Why Now is the Perfect Time to Explore Sake
Sake is officially booming in the U.S., says John Gauntner, president of the Sake Education Council (SEC)—an organization created to promote sake education outside Japan. He has studied the drink now for 30 years.
Gauntner says Americans’ sake consumption has been on a steady incline since around 2000, climbing around 10 percent annually to where it sits today—more than 1.5 million gallons were consumed in 2017. Sure, increased interest in Japanese cuisine, namely sushi, is a driving force, but Gauntner says a handful of factors play into the current state of boom.
Lately, perhaps the biggest driver is the way in which wine professionals have embraced sake. “First sake started popping up in New York City wine shops, and then in L.A. Then sommeliers began offering it,” he says. “Since these are the people interacting with customers, their influence has been huge.”
One such sommelier is Alex Trendler of MIFUNE New York in New York City. At the Japanese fine-dining restaurant, he pours around 20 varieties of sake, selling it in equal numbers with wine and educating eager customers along the way. “People want to experience sake, and they want to learn way more than just the name of it,” he says. “I love that.”
While enthusiasts like Gauntner and Trendler do their part to educate drinkers, the Japanese beverage is still largely misunderstood in the U.S. For starters, though it shares characteristics with both, it’s neither beer nor wine. The brewing process is closer to the former, but, unlike beer, sake is brewed solely from rice and without the presence of enzymes.
Gauntner says wine comparisons stem from the similar alcohol content—sake has about 15 to 16 percent; wine, roughly 10 to 14 percent—as well as the manner in which flavors are assessed, and the fact that both are typically enjoyed with food. Also like wine, sake is categorized. Instead of grouping by varietals of grapes, however, sake is broken down in terms of how much each grain of sake brewing rice (of which there are roughly 70 types) is milled.
Sake also varies greatly by region, chiefly due to climate. The cooler weather of Northern Japan means its sake is fermented and stored at lower temperatures, and the end product is cleaner than that of its Western counterparts, according to Gauntner. Regional food also plays a role. For instance, brewers in oceanside locations often produce light, crisp sakes to match the area’s cuisine.
Emerging from sushi’s shadow
Sake is no longer just a means for washing down sushi. In restaurants, it has blossomed into a menu star in its own right: Bartenders now craft cocktails that spotlight the versatile beverage, and sommeliers like Trendler look beyond wine to offer comprehensive sake lists and sake pairings.

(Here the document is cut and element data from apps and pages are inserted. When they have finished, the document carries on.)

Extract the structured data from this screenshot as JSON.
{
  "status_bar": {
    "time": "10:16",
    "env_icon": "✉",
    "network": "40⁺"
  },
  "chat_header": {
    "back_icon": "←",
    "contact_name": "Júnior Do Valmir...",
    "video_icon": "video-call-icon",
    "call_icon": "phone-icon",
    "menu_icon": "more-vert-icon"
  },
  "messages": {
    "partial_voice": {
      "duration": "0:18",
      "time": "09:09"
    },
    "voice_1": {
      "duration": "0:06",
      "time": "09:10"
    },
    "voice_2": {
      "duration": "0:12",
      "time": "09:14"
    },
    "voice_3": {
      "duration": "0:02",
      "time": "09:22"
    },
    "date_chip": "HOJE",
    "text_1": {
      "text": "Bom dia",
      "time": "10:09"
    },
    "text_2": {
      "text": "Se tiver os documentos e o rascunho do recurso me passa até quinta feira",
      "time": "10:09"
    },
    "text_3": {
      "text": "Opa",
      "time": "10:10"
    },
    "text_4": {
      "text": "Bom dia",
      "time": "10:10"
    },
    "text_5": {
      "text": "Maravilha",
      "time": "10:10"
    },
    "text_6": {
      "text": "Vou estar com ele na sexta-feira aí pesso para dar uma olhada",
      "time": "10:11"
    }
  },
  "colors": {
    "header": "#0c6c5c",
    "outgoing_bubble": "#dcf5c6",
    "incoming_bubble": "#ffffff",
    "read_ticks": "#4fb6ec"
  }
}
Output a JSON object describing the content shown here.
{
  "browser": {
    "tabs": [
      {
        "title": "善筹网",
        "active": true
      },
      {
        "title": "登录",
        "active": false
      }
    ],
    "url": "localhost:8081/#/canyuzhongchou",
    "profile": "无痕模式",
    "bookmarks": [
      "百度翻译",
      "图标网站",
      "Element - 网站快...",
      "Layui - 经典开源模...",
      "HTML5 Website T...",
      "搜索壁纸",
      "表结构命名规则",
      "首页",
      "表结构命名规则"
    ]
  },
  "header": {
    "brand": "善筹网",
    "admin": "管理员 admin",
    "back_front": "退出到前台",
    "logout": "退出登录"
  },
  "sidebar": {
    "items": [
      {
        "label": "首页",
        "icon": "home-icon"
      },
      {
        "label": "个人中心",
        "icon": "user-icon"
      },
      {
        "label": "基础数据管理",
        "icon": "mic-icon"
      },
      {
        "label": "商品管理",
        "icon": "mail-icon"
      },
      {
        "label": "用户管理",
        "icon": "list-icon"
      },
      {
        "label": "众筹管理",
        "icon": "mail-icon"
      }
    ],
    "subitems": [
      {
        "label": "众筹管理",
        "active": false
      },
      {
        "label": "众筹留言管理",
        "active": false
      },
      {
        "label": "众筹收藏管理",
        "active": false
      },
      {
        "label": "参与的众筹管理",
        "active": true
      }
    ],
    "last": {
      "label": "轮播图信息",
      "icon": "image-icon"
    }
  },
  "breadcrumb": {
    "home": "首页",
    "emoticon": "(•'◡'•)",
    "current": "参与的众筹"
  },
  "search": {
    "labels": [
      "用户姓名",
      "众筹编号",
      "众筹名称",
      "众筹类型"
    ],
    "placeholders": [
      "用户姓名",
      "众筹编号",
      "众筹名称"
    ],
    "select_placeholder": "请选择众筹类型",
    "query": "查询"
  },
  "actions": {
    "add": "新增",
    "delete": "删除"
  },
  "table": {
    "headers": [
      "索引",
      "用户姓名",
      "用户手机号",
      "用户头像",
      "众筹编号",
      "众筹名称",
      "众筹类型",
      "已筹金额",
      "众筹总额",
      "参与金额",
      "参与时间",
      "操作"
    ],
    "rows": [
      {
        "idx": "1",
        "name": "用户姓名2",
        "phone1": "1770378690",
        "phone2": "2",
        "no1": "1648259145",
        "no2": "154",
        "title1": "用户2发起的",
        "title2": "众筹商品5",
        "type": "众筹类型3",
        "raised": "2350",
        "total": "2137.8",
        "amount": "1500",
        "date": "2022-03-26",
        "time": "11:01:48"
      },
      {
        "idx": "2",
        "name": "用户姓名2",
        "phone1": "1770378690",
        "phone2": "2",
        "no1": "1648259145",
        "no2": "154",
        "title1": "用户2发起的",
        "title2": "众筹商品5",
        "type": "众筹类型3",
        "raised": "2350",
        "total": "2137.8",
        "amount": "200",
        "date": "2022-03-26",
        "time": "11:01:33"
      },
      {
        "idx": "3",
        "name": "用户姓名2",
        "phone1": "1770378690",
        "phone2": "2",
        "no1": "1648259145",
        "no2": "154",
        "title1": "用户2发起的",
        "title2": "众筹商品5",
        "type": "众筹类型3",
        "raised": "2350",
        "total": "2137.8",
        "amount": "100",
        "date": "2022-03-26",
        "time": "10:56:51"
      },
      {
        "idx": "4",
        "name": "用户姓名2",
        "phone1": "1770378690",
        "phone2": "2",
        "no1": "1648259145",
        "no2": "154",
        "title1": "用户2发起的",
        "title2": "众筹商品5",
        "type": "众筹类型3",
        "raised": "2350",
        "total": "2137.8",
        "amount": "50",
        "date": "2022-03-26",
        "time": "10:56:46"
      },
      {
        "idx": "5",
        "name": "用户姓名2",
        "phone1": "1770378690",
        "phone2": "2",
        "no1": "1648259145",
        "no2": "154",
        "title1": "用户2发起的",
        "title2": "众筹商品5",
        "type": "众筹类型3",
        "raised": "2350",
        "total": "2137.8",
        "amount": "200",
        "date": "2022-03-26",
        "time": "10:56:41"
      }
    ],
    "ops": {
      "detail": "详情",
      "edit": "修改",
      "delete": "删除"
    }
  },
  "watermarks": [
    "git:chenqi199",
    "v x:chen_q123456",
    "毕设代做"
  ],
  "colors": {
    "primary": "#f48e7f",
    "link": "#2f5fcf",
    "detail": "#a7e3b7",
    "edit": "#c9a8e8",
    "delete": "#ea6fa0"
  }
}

At MIFUNE, cocktail producer Shingo Gokan offers the Seven Samurai, composed of rye whiskey, aged sake, East India sake, bitters, and smoked cinnamon.
Trendler, a wine industry veteran who had never worked with sake before MIFUNE, says the drink has broadened his horizons exponentially. “We have a lot of cool sakes that represent a wide range of flavors,” he says. He plays off the restaurant’s ever-evolving seasonal cuisine to create pairings, seeking out both contrasting and complementing tastes. In the case of the latter, he pours earthy Manzairaku alongside a scallop with mushroom consommé.
“Manzairaku tastes just like shiitake mushrooms, so that pairing was a no-brainer for me,” he says. Sake also gives him the opportunity to play up the menu’s bold umami flavors with varietals he says mimic the taste of banana bread and bubble gum. “It sounds crazy until you try it,” he says.
“Five years ago, Japanese fine dining was the upper echelon of luxury,” Trendler says. “Lately it’s become more accessible—and so has sake,” he adds.
That trend toward approachability is also thanks in part to makers like Umenoyado Brewery. The fifth-generation brewer based out of Nara, Japan recently worked with New York-based Spirits Consulting Group to develop Haikara, a sake created specifically for the U.S. market. Spirits Consulting Group CEO Susan Mooney says the citrusy flavor combines notes of yuzu and white peach and is “familiar to the American palate.” Even the name Haikara, which translates to “high collar,” hearkens back to the clothing style of the first Westerners living in Japan and “speaks to the east-meets-west feel we wanted to create,” Mooney says. “We were mindful to make a product that’s authentic and rooted in tradition, but also really accessible,” she says.
Trendler shares Mooney’s sentiment, offering this advice to sake novices: “Don’t worry about the labels or menu descriptions, and don’t be intimidated by new language or classification systems. Sake should just be inviting and fun.”